4 July, 2013 | By Mark Adams, chief film critic
A colourful, fun and breezy film about sex and religion, Vinko Brešan’s The Priest’s Children is a comedy charmer that deserves to find a welcoming audience, though perhaps not within the Catholic Church which is engagingly lampooned to good effect. The film screened at the Karlovy Vary International Film Festival.
An engagingly broad and breezy comedyThe Priest’s Children is a genuine easy-going filmic pleasure.
Though sex is at the heart of the film, there is nothing explicit about the going-on, with Brešan making great use of his picturesque Dalmatian island backdrop as he weaves together a story – based on Mate Matiši’s controversial Croatian play – of sexual enthusiasm and religious good intention.

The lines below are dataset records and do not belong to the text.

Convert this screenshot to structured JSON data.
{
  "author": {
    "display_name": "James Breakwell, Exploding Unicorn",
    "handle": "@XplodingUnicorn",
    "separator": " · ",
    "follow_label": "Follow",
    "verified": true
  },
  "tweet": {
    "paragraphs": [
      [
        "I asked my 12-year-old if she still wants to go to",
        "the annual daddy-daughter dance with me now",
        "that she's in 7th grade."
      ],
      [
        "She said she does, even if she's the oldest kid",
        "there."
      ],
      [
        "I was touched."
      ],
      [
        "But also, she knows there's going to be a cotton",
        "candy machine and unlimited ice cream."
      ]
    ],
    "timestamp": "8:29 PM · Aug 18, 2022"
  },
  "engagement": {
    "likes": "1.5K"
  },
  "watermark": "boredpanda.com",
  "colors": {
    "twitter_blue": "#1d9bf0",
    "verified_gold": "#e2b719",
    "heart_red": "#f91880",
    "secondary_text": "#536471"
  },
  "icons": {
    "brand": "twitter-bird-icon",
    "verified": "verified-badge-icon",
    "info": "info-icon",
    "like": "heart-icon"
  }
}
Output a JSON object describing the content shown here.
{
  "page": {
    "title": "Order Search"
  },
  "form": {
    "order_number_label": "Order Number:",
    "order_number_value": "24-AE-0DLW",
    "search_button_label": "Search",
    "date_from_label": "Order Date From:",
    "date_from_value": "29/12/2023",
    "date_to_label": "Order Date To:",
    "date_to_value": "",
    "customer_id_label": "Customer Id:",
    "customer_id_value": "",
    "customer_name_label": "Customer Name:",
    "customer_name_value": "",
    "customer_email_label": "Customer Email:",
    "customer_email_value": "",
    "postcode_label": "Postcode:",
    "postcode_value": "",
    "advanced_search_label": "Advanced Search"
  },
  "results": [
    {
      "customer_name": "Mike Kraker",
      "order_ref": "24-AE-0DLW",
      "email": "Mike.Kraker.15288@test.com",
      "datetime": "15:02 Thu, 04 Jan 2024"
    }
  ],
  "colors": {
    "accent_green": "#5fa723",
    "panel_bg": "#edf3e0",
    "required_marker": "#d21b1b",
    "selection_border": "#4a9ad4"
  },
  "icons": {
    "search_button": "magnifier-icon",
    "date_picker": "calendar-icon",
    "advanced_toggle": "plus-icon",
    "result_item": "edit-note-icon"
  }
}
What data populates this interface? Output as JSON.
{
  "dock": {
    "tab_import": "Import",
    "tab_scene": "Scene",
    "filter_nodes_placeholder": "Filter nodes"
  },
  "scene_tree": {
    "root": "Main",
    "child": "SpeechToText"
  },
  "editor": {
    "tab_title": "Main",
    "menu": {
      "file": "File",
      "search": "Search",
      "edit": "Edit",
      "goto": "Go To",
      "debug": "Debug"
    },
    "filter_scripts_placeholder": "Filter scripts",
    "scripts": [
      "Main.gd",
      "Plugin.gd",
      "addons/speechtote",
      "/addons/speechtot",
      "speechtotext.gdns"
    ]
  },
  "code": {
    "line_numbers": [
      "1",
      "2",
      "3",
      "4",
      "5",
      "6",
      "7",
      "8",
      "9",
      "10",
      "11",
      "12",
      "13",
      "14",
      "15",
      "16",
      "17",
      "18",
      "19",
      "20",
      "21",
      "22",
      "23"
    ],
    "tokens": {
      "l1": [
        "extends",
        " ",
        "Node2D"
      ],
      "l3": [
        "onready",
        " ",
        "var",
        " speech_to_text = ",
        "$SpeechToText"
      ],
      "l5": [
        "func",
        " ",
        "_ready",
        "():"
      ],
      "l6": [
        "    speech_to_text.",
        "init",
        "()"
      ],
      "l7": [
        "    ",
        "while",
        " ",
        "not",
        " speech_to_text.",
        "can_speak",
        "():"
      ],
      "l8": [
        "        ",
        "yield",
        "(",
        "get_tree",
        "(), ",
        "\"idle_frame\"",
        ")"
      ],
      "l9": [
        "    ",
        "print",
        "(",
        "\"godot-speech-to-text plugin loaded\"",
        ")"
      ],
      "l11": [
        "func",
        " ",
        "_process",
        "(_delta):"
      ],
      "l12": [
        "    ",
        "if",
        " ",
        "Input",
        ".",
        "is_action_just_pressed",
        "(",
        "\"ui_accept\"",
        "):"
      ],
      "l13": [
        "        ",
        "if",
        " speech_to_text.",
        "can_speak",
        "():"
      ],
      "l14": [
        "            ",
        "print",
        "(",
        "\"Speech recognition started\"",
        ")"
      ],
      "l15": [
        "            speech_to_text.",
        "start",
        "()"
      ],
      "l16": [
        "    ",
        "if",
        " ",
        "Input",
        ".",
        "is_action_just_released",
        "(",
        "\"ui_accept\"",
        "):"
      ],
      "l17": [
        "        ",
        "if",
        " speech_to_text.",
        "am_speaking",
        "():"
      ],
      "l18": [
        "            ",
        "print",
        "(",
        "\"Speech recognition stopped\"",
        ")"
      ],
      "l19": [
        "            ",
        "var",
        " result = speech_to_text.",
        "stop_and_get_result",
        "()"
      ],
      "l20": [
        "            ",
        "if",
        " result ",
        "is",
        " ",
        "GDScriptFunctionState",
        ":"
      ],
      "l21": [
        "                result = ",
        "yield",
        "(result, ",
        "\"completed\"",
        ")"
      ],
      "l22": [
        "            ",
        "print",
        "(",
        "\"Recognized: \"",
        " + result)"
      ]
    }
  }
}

Young Catholic priest Fabian (Krešimir Miki) is sent to a small island to take over from elderly priest Jakov (Zdenko Botic) but the old man is so popular that locals lobby to have him stay on the island and take mass occasionally. Fabian is bemused by the lack of births on the island, until he discovers there is a roaring trade in under-the-counter condoms.
Local tobacconist Petar (Nikša Butijer) admits to Fabian in confession that he is one supplying the condoms, and Fabian convinces him that it would be God’s will to start puncturing each condom packet. Soon they are joined by local pharmacist Marin (Drazen Kuhn), who secretly starts replacing birth control pills with vitamins, and the threesome start trying to work out the sexual liaisons happening on the island.
Before long the birthrate – and marriage rate – on the island start increasing, with foreign TV crews even showing an interest on this island of love. But when his messing around with condoms habit reaches the local Bishop things get more than a little complex as Fabian has to try and explain his notion of radical Christianity.
An engagingly broad and breezy comedy The Priest’s Children is a genuine easy-going filmic pleasure, delightfully performed, beautifully shot and relishing its sense of playful irony.